In all three suspicions, it's crucial to pay attention to two important factors: the timeline and the context of when they were served. The initial case was opened by ESB. The case was opened in early August, while the suspicion was served to the oligarch at the beginning of September.

Осінь олігарха. Як Коломойський втратив владу і опинився на лаві підсудних

The first ESB case relates to the businessman's supposed involvement in criminal activity for seven years. How the detectives managed to conduct all the investigative actions, analyze piles of information, and interrogate witnesses in just a month is a rhetorical question. Likely, they are doing it now after serving the suspicion to Kolomoisky.

Sources within law enforcement agencies mentioned that NABU's investigation into the 9.2 billion case took several years. They had approximately 2,500 volumes of materials. NABU detectives were preparing to serve the suspicion earlier, but during that period, the NABU leadership went to the United States. Detectives decided that delaying for a week and a half wouldn't change much, but it turned out they were wrong. During this period, ESB agents intercepted Kolomoisky.

The oligarch ended up in the SSU detention center in Askoldova Lane. NABU informed him of the suspicion five days later, but they couldn't take him into their custody. To interrogate the suspect, they need permission to visit the SSU detention center from the ESB officers. They question Kolomoisky in a room located within the Security Service building. All of this is happening against the backdrop of the Presidential Office's proposal to equate corruption with state treason and transfer some of NABU's cases under the jurisdiction of the SSU.

Sources within the Ukrainian government suggest that NABU is not facing significant issues with interrogating Kolomoisky. They receive the necessary permissions promptly and proceed with the case without obstacles. Perhaps the ESB's haste is not related to a desire to frustrate anti-corruption investigators.

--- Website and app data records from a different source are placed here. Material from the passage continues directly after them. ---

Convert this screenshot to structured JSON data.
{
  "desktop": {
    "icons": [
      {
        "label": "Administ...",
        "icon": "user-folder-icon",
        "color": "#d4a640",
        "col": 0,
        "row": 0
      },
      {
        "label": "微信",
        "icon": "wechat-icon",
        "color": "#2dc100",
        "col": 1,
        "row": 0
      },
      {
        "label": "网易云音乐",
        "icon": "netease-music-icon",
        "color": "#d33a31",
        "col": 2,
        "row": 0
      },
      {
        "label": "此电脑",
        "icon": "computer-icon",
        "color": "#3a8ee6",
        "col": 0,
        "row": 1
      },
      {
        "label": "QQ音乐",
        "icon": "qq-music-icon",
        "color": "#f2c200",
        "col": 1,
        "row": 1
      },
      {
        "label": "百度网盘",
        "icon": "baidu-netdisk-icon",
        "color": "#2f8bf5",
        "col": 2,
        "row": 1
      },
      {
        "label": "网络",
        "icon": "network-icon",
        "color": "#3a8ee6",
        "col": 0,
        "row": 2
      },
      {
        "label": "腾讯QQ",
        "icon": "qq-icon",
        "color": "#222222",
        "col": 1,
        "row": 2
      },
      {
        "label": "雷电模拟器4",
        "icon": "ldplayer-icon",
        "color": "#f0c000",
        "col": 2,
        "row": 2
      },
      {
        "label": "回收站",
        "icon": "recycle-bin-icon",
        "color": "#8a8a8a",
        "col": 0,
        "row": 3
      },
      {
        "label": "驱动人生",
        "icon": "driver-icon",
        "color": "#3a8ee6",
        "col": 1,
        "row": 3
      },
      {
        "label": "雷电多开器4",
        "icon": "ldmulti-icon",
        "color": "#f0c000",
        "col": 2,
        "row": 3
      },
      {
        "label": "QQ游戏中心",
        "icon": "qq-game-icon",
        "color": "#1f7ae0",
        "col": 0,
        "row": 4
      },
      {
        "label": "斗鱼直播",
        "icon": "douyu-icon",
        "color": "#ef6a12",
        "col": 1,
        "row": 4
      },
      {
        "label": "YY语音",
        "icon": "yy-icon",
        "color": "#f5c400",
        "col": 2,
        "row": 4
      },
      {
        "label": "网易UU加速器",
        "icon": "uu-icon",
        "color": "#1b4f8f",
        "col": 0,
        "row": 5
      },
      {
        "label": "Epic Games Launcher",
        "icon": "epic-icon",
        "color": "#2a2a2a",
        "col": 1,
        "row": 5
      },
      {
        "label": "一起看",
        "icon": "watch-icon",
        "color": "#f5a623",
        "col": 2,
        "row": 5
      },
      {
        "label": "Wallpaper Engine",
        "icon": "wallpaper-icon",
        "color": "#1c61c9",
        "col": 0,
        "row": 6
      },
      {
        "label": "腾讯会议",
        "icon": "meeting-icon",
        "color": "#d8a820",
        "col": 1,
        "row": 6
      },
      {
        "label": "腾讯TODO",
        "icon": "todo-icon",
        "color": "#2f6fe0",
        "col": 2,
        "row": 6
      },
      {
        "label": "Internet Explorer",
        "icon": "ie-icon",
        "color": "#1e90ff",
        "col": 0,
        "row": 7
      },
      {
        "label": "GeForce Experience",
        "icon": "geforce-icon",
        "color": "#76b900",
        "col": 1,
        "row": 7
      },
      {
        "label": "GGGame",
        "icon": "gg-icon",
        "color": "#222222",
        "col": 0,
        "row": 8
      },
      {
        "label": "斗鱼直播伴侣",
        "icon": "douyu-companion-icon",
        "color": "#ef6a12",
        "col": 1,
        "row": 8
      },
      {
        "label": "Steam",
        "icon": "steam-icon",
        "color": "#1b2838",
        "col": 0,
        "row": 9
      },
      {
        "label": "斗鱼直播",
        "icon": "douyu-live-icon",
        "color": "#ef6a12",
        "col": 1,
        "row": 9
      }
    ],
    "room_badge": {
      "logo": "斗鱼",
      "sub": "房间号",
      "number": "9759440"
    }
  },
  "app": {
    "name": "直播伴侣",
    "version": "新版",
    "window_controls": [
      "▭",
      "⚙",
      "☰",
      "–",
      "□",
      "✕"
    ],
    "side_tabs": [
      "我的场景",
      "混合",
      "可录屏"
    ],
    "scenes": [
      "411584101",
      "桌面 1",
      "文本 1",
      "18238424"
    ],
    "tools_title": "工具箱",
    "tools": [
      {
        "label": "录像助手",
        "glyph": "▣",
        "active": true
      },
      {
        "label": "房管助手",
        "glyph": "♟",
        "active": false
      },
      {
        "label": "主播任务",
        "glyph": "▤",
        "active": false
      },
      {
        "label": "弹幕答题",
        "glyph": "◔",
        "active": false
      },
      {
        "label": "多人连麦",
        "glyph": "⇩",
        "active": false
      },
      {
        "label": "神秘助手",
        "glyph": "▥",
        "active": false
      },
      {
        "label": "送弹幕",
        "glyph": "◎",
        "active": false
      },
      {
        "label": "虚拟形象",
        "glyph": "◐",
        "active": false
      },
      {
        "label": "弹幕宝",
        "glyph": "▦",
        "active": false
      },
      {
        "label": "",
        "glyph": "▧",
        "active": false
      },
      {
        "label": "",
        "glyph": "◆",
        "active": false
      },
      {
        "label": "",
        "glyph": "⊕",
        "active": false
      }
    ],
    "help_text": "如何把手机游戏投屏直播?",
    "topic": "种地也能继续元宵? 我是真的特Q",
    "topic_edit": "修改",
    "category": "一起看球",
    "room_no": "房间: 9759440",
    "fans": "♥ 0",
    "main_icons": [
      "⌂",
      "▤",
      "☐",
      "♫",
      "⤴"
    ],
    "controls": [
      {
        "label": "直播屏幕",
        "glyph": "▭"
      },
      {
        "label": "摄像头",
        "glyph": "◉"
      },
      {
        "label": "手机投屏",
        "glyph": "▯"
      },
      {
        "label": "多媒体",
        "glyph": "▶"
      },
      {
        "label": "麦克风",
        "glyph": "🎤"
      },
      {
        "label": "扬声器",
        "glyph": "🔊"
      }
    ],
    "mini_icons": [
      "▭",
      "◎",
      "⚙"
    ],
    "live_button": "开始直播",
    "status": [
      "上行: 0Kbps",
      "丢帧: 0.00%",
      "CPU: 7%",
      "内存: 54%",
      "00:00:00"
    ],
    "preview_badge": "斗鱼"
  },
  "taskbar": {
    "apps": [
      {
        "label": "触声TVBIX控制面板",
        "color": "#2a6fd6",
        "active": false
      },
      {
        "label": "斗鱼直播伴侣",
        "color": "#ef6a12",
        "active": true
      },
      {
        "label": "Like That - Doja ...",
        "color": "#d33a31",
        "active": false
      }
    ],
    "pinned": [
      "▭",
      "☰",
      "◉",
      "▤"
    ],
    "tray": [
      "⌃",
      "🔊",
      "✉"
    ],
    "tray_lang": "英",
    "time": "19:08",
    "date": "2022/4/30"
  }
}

The key factor is that both the Economic Security Bureau and the Security Service of Ukraine are part of the presidential hierarchy and directly report to the state. Meanwhile, NABU is an independent organization, created under the careful control of Western partners. It's likely that by deterring Kolomoisky, President Zelenskyy is trying to send a message to foreign allies that he is capable of dealing with the oligarch through state institutions. Moreover, given recent surveys where the president is portrayed as primarily responsible for corruption, the trial of Kolomoisky could be seen as his significant accomplishment in this area.

According to sources in the government, the Office is determined and not just trying to scare Kolomoisky. It seems that for him, the moment has come when he, as he once said, "was walking through the supermarket for a long time, taking everything he wanted, but now he's at the checkout."

On September 25, 2023, Kolomoisky, wearing the blue training suit of the Dnipro football club, sits in the courtroom. His lawyers demand a review of the preventive measure, and employees of his media holding have come to stand as sureties, but nothing changes – the court upholds the decision of the first instance.

Осінь олігарха. Як Коломойський втратив владу і опинився на лаві підсудних


Kolomoisky's story looks like a typical story of the rise and fall of a great person. The price of wrong decisions - loss of positions, assets, and ultimately, the threat of imprisonment. He probably didn't think about what his bet would lead to. And that Zelenskyy, called by critics "Kolomoisky's puppet," would mark the beginning of the end of his prosperous life.

It was hard to imagine such a scenario before the war. After all, in the past, Kolomoisky's media could destroy the rating of any politician who crossed his path or attempted to challenge the oligarch within a few months. And fear restrained many. But now, in wartime and with the telethon broadcast, it works differently - it's a convenient moment. It's still not clear what the real motives of the Presidential Office are in this story - a thirst for justice, a desire to demonstrate decisive actions to the West, or Ukrainians? But it seems that Zelenskyy is becoming increasingly less sentimental and cautious about present and former fellows.